┌──

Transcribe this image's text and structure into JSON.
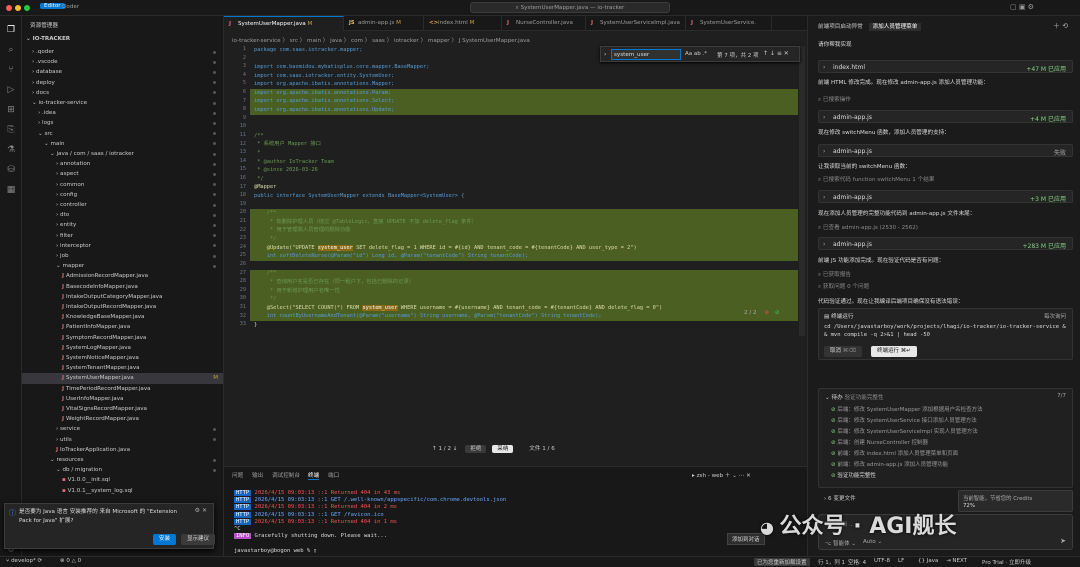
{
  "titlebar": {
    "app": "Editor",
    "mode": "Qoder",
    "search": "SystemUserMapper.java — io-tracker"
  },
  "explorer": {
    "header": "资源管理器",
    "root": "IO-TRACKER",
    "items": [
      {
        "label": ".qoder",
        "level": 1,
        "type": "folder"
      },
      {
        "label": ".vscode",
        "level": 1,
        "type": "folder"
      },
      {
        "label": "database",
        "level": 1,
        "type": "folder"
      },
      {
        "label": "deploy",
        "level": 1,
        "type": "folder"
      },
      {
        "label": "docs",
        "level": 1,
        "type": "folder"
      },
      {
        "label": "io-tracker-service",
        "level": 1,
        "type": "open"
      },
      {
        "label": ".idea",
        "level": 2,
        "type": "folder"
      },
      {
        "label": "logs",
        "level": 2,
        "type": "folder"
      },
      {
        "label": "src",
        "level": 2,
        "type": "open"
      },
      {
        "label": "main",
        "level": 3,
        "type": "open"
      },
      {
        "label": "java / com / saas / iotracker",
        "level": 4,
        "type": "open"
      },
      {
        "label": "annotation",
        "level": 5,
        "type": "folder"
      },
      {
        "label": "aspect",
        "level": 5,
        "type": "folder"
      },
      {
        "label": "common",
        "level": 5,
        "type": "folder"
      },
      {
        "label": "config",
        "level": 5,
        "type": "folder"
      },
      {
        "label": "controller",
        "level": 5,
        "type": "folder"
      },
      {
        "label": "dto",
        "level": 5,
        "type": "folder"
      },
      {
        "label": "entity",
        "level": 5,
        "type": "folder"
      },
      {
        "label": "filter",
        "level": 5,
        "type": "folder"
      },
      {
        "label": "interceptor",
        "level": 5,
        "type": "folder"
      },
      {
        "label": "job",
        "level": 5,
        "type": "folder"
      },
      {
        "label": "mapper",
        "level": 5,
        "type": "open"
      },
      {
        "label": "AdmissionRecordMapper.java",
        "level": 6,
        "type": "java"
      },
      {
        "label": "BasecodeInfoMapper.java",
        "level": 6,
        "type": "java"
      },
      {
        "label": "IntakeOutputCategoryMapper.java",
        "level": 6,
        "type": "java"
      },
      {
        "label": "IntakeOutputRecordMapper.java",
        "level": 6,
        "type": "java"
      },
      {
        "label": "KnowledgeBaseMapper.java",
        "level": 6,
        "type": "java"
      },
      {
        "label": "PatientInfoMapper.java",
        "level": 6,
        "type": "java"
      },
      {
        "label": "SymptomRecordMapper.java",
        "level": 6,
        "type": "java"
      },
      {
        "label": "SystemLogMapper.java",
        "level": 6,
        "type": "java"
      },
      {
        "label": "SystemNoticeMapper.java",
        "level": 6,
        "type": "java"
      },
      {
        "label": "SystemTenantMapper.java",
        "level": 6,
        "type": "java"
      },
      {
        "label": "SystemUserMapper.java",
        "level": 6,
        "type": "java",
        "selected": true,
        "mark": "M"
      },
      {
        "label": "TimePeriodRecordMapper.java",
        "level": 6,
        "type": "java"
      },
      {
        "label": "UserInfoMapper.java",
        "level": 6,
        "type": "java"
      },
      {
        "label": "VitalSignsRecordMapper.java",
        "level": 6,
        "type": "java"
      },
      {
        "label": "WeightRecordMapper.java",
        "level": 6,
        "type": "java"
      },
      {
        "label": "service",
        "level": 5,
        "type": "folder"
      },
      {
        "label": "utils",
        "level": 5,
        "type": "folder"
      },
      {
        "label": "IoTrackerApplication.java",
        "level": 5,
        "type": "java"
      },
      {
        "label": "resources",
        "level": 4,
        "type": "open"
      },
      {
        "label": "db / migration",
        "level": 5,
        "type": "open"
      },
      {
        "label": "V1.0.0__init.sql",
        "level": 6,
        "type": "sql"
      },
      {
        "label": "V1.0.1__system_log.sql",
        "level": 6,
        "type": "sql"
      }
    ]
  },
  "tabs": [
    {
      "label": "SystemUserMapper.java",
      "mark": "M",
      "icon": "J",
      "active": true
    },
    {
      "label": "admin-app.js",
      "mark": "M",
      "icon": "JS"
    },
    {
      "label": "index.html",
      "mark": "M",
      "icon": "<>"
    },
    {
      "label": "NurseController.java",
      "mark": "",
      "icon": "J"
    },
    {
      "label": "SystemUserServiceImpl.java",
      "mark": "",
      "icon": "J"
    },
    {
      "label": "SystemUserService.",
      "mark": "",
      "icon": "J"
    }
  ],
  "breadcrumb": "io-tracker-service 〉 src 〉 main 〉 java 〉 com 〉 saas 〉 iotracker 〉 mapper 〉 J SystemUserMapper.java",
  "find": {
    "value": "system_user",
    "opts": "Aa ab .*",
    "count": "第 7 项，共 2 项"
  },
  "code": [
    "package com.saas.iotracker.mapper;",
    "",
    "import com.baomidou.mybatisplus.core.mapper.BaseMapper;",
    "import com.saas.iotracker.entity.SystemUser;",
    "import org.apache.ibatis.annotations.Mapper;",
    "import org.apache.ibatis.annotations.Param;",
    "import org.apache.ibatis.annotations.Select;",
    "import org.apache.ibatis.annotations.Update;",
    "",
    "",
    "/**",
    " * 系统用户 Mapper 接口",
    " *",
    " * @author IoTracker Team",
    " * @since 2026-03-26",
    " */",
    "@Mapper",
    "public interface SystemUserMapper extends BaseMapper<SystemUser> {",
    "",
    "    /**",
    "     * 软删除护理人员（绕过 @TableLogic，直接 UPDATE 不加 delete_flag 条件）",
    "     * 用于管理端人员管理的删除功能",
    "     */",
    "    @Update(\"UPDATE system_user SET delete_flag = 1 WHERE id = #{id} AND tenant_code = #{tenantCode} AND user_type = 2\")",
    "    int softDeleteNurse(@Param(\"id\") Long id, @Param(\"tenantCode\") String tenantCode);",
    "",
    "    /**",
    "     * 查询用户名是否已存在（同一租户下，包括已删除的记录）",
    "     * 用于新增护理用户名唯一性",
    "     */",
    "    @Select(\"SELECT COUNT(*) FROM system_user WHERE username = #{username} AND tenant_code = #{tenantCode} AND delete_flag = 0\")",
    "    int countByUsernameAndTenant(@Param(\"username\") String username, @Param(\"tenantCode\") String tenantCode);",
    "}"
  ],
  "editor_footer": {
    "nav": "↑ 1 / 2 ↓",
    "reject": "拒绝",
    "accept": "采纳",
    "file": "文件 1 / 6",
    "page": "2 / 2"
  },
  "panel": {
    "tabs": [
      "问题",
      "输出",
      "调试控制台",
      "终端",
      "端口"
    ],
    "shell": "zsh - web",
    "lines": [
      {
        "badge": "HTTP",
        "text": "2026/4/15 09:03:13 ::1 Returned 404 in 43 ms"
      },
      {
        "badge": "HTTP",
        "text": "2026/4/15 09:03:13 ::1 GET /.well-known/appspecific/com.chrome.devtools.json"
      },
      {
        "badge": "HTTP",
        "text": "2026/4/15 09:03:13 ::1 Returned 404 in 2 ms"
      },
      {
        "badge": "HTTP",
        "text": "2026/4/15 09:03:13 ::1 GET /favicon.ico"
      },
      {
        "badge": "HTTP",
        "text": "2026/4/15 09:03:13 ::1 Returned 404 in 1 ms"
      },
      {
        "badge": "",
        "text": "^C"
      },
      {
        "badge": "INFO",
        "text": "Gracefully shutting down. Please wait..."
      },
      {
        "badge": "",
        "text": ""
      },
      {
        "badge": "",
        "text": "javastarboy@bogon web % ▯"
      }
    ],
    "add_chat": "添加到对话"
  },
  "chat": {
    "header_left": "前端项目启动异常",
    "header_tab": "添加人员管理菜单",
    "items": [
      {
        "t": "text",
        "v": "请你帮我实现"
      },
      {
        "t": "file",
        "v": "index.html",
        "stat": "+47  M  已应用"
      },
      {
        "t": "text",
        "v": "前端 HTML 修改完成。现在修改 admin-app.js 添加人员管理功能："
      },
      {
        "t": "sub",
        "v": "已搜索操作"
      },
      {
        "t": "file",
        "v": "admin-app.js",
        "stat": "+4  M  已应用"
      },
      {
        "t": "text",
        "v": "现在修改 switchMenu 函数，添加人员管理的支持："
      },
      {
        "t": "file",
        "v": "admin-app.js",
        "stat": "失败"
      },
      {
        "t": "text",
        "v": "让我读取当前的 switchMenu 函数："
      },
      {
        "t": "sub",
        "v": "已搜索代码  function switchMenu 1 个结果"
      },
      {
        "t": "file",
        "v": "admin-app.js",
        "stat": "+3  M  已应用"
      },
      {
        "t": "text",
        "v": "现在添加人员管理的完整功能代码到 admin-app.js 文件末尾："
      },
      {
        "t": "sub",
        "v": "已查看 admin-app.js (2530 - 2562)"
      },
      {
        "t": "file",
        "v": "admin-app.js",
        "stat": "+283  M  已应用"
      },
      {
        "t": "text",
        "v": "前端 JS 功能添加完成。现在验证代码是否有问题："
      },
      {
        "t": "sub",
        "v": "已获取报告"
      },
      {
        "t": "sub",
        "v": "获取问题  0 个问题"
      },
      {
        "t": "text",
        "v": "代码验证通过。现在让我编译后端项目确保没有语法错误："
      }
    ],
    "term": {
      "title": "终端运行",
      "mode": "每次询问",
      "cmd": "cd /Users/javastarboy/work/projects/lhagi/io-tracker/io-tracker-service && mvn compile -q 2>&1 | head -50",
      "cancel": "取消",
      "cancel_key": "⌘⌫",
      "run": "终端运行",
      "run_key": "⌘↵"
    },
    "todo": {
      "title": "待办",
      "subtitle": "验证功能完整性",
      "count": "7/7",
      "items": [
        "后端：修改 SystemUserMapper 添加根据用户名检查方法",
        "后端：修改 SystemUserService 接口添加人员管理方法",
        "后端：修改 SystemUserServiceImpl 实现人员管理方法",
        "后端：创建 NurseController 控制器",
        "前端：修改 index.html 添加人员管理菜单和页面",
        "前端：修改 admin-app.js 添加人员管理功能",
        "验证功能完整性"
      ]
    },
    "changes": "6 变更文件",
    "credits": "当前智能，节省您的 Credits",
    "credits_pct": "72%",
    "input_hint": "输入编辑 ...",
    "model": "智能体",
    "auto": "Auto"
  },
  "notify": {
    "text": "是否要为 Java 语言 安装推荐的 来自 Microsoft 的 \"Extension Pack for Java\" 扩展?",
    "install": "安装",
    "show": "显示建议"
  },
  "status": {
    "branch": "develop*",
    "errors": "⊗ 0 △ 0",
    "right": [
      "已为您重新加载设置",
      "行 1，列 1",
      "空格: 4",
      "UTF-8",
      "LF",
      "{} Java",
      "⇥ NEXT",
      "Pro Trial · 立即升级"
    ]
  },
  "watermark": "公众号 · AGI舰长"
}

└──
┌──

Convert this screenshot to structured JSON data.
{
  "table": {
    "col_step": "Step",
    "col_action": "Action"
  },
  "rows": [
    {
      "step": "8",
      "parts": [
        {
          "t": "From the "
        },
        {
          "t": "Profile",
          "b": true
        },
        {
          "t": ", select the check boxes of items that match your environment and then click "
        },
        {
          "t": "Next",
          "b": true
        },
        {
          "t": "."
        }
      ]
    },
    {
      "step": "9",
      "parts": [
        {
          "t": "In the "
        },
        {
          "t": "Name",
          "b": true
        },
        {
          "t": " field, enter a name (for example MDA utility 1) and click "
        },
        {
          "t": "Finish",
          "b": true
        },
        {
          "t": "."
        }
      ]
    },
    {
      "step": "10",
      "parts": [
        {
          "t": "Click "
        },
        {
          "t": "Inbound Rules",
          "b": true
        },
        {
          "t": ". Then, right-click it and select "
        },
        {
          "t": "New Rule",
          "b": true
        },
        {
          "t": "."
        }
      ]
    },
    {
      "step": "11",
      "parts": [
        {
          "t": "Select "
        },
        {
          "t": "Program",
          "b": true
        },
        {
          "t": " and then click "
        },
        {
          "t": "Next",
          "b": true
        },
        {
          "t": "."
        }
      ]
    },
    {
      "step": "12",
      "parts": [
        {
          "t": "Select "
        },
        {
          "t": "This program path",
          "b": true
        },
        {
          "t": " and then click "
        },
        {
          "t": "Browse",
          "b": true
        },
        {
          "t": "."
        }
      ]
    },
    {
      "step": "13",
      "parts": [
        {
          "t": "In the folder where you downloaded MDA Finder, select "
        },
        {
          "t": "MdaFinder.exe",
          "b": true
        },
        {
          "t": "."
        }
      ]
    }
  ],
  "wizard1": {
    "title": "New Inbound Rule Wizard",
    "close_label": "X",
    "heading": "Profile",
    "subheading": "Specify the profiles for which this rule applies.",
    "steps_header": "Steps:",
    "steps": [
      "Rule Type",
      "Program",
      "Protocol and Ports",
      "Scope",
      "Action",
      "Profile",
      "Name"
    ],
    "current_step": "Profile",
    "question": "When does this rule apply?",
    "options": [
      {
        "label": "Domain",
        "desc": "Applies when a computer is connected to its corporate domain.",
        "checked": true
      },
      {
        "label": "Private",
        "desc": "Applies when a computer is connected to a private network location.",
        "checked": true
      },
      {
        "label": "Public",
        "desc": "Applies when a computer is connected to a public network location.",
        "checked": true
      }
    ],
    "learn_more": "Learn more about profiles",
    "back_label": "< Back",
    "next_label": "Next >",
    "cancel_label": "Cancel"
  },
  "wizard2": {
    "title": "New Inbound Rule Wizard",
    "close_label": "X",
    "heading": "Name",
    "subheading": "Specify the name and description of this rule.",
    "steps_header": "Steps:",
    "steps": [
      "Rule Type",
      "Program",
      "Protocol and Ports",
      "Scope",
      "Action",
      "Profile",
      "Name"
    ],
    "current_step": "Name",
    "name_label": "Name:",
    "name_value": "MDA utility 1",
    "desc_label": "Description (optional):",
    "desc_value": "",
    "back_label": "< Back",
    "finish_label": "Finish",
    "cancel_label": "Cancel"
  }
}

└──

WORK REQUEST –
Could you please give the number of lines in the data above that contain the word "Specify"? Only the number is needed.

REPLY –
2